_Dataset records_
■ ■ ■ ■

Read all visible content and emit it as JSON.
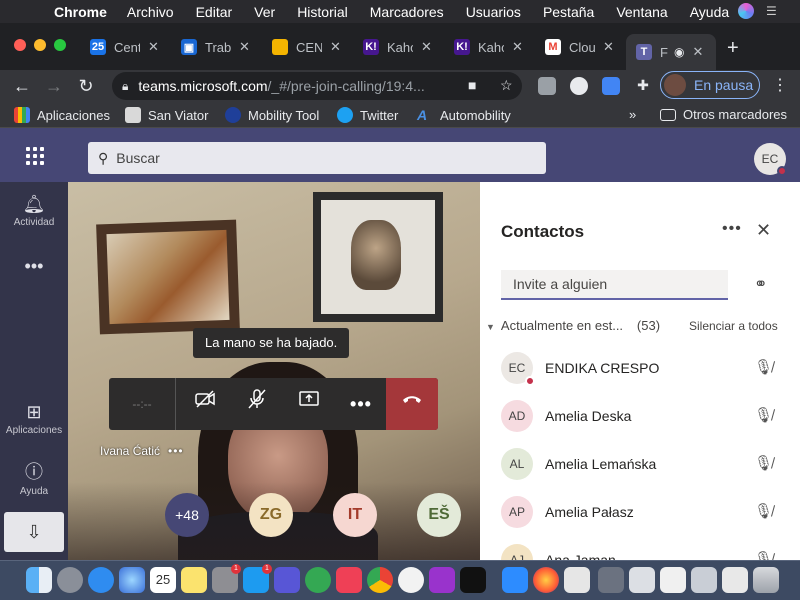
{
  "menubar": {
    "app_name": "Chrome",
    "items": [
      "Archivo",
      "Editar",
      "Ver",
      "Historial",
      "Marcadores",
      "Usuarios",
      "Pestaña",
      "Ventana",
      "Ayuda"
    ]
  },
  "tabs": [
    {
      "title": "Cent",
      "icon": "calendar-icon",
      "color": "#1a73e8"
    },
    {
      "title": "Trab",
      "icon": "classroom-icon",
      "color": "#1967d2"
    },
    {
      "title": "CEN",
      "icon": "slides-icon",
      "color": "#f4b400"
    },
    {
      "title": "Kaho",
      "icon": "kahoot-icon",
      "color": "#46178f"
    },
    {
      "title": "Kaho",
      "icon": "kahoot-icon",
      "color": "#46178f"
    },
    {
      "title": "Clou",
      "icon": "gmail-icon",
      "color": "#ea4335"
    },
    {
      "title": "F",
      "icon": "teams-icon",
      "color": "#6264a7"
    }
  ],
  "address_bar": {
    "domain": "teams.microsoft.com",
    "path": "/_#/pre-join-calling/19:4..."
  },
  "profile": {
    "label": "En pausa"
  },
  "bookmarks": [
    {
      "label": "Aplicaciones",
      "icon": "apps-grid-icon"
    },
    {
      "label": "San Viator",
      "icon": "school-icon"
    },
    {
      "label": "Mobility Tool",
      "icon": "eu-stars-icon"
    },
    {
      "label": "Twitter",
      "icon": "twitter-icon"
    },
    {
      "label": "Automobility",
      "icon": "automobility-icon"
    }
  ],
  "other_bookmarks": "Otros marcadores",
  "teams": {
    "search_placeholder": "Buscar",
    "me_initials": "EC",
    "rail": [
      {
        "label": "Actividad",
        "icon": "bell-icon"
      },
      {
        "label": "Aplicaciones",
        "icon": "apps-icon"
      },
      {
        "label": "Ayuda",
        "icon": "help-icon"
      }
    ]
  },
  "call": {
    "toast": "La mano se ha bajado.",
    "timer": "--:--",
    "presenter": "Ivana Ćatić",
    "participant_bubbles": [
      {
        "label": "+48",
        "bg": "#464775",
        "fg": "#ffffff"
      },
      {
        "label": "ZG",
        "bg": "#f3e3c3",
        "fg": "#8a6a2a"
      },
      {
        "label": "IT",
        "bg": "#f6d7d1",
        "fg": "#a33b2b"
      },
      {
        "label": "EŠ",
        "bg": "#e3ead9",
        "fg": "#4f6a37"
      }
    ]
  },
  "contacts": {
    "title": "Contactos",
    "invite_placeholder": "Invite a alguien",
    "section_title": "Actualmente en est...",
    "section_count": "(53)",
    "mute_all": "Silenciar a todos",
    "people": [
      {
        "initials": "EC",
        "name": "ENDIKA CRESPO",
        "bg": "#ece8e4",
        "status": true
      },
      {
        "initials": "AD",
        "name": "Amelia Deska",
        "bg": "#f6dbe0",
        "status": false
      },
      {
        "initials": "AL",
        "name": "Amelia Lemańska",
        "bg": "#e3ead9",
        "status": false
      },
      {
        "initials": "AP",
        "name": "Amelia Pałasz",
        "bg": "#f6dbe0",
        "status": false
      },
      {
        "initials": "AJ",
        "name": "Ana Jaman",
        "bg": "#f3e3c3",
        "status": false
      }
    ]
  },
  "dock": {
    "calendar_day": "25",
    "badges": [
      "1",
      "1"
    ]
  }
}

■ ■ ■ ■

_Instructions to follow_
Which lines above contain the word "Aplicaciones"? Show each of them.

_Output of the exercise_
      "label": "Aplicaciones",
        "label": "Aplicaciones",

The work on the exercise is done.